The play above is just an impressive adjustment from Aiyuk and it’s for a first down, too. He gets up the sideline and as he turns back towards the quarterback, he finds the ball and makes a great adjustment on the ball. These types of caches are going to be key for the young receiver on plenty of passing downs, especially third down.

Playing back to the quarterback

If you haven’t watched Aaron Rodgers or Patrick Mahomes play football, you’re missing out. Furthermore, you probably haven’t seen them improvise on the run and extend plays out of the pocket to make terrific throws downfield. Certainly, their skillset helps them make these plays but they also need wide receivers they come back to them. That’s exactly what Aiyuk does and can do for the next quarterback he plays with.
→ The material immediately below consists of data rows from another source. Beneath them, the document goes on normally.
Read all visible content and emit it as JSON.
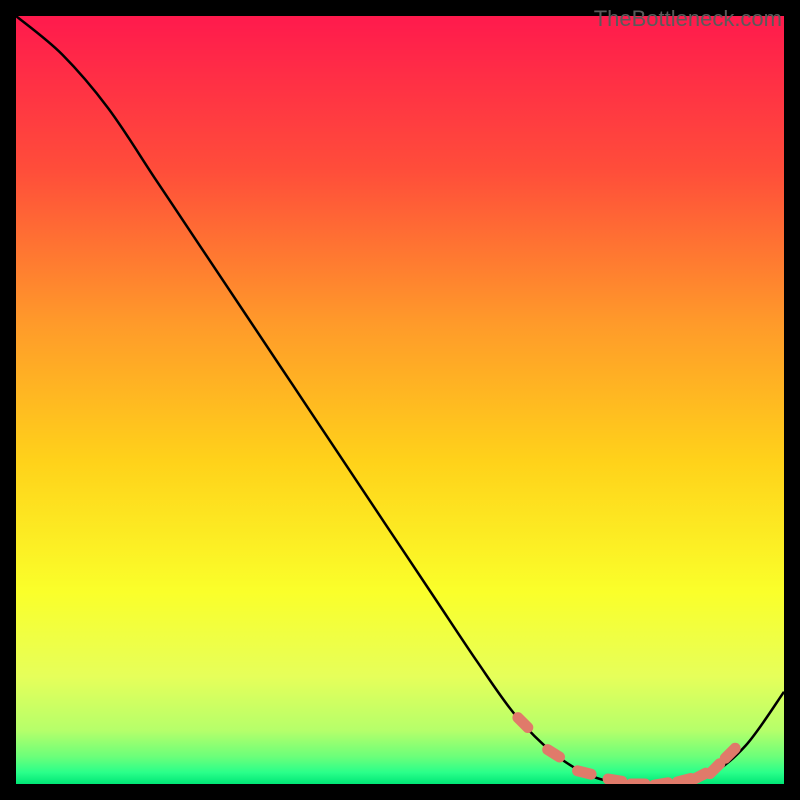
{
  "watermark": "TheBottleneck.com",
  "chart_data": {
    "type": "line",
    "title": "",
    "xlabel": "",
    "ylabel": "",
    "xlim": [
      0,
      100
    ],
    "ylim": [
      0,
      100
    ],
    "grid": false,
    "series": [
      {
        "name": "curve",
        "x": [
          0,
          6,
          12,
          18,
          24,
          30,
          36,
          42,
          48,
          54,
          60,
          65,
          70,
          75,
          80,
          85,
          90,
          95,
          100
        ],
        "values": [
          100,
          95,
          88,
          79,
          70,
          61,
          52,
          43,
          34,
          25,
          16,
          9,
          4,
          1,
          0,
          0,
          1,
          5,
          12
        ]
      }
    ],
    "markers": {
      "name": "highlight-dots",
      "x": [
        66,
        70,
        74,
        78,
        81,
        84,
        87,
        89,
        91,
        93
      ],
      "values": [
        8,
        4,
        1.5,
        0.5,
        0,
        0,
        0.5,
        1,
        2,
        4
      ]
    },
    "background_gradient": [
      {
        "offset": 0.0,
        "color": "#ff1a4d"
      },
      {
        "offset": 0.2,
        "color": "#ff4d3a"
      },
      {
        "offset": 0.4,
        "color": "#ff9a2a"
      },
      {
        "offset": 0.58,
        "color": "#ffd21a"
      },
      {
        "offset": 0.75,
        "color": "#faff2a"
      },
      {
        "offset": 0.86,
        "color": "#e6ff5a"
      },
      {
        "offset": 0.93,
        "color": "#b6ff6a"
      },
      {
        "offset": 0.965,
        "color": "#6aff7a"
      },
      {
        "offset": 0.985,
        "color": "#2aff8a"
      },
      {
        "offset": 1.0,
        "color": "#00e676"
      }
    ],
    "marker_color": "#e07a6a",
    "curve_color": "#000000"
  }
}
As you can see on the play above, Aiyuk gets pressed at the line-of-scrimmage and initially, he struggles. Once the cornerback opens his hips, Aiyuk bursts upfield and then breaks toward the middle of the field. The quarterback breaks out of the pocket and starts to scramble but Aiyuk helps by playing back to the quarterback. The pass is completed for the first down.

Final thoughts
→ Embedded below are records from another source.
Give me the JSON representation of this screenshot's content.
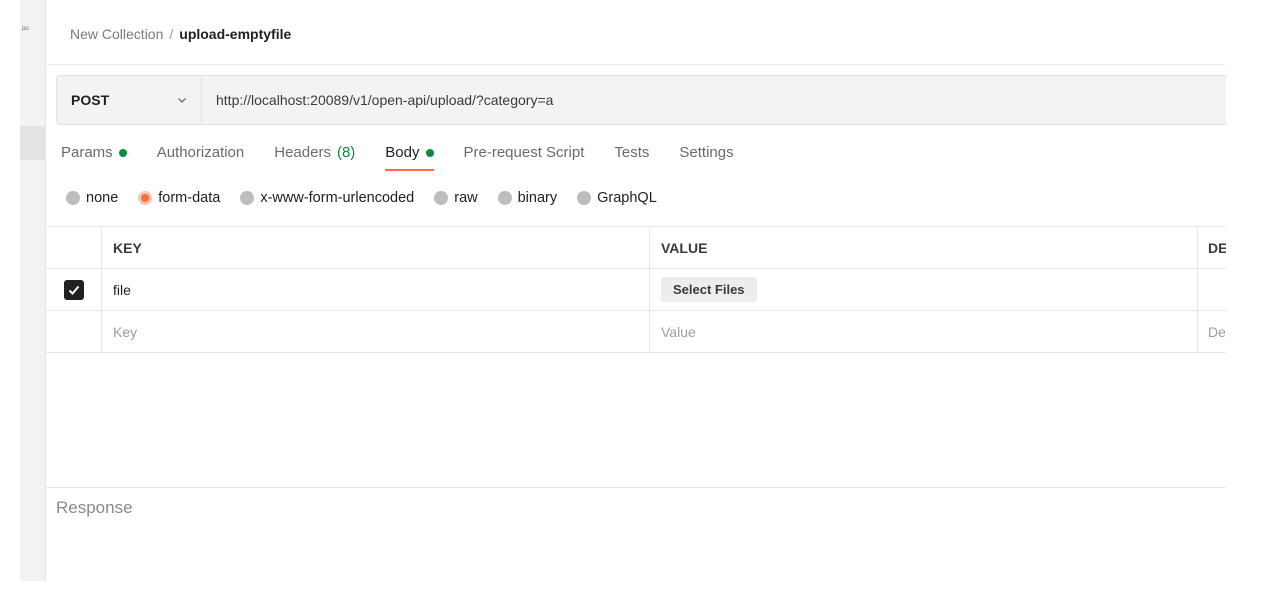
{
  "gutter": {
    "glyph": "ᵖᵒ"
  },
  "breadcrumb": {
    "collection": "New Collection",
    "separator": "/",
    "request": "upload-emptyfile"
  },
  "request": {
    "method": "POST",
    "url": "http://localhost:20089/v1/open-api/upload/?category=a"
  },
  "tabs": [
    {
      "label": "Params",
      "indicator": "dot"
    },
    {
      "label": "Authorization"
    },
    {
      "label": "Headers",
      "count": "(8)"
    },
    {
      "label": "Body",
      "indicator": "dot",
      "active": true
    },
    {
      "label": "Pre-request Script"
    },
    {
      "label": "Tests"
    },
    {
      "label": "Settings"
    }
  ],
  "body_types": {
    "options": [
      "none",
      "form-data",
      "x-www-form-urlencoded",
      "raw",
      "binary",
      "GraphQL"
    ],
    "selected": "form-data"
  },
  "table": {
    "headers": {
      "key": "KEY",
      "value": "VALUE",
      "description": "DE"
    },
    "rows": [
      {
        "checked": true,
        "key": "file",
        "value_button": "Select Files"
      }
    ],
    "placeholders": {
      "key": "Key",
      "value": "Value",
      "description": "De"
    }
  },
  "response": {
    "label": "Response"
  },
  "colors": {
    "accent": "#ff6c37",
    "indicator": "#0d8a3e",
    "text": "#212121"
  },
  "icons": {
    "method_dropdown": "chevron-down-icon",
    "checkbox": "check-icon"
  }
}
The more you watch of Aiyuk, the more you become a fan of his skillset. Starting with his route running ability, he’s can make some improvements but he’s still good in this area. He’s shown that he can beat linebackers and shows good movement with his lower body when breaking towards the middle of the field. More often than not, he struggles with press corners and has shown a tendency to run high when working his way upfield.

Aside from that, he’s an explosive playmaker and he’s going to have plenty of production after the catch. To cap all of that off, he’s pretty sure handed. Despite only having five drops in 2019, he only had a 6.8% drop percentage (per SIS) and that percentage is tied with Lamb.

Not only will he play on the outside or in the slot as a receiver, he also brings some value to special teams as a returner. He also had 672 return yards (punt and kick returns) on 28 total returns.

After watching five games on the talented wide receiver, I ended up giving him an early second round grade on my big board for the 2020 NFL Draft. There’s a chance that he falls out of the first round but if he ends up going on the opening night of the draft, he’d make plenty of sense for teams like the Minnesota Vikings, Green Bay Packers and San Francisco 49ers. He fell off the radar early in the draft process due to a hip injury but there’s no reason to forget him now. Be sure to keep tabs on this talented wide receiver.

National Scout for Cover 1. Host of Cover 1 | The NFL Draft Podcast. NFL Draft Enthusiast. X's and O's. Heard on ESPN Radio, FOX Sports Radio and CBS Sports Radio.